═══ Supplied information ═══

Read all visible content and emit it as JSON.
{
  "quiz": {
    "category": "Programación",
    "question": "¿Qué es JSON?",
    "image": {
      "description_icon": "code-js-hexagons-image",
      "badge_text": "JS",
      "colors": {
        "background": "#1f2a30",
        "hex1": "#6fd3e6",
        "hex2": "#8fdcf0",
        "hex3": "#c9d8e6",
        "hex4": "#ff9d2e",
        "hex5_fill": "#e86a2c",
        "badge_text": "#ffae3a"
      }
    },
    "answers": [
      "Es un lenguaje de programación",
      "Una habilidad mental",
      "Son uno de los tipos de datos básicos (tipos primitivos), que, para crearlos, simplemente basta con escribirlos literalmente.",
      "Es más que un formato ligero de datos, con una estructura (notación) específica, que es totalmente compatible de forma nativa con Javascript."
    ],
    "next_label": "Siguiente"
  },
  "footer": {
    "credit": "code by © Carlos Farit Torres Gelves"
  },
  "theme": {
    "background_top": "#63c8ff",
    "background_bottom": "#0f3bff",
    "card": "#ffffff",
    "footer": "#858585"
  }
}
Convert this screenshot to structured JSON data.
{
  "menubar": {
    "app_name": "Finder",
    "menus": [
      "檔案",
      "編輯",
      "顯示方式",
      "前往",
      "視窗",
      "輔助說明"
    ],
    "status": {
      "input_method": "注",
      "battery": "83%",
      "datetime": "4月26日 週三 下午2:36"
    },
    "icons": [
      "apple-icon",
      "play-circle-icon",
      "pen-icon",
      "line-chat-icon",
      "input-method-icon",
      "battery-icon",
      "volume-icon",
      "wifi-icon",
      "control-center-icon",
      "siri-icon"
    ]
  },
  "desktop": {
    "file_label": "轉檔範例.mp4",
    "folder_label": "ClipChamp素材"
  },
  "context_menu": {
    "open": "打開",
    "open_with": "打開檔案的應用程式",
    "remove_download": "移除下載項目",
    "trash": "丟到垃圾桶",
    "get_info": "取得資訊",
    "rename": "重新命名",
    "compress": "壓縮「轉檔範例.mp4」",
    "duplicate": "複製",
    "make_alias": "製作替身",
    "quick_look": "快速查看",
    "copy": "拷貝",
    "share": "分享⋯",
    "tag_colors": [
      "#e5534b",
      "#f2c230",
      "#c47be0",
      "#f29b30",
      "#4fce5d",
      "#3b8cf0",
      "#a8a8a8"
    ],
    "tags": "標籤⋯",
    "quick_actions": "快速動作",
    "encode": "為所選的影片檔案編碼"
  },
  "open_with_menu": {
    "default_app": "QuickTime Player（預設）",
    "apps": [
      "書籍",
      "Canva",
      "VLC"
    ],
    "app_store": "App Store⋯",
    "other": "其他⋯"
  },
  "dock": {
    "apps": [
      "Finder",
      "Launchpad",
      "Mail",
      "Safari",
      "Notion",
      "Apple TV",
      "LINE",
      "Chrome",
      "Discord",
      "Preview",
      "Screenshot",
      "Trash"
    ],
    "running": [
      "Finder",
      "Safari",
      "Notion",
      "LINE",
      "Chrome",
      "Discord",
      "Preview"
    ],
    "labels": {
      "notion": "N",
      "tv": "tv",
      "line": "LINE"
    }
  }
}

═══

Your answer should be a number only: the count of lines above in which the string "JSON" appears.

# Your response
3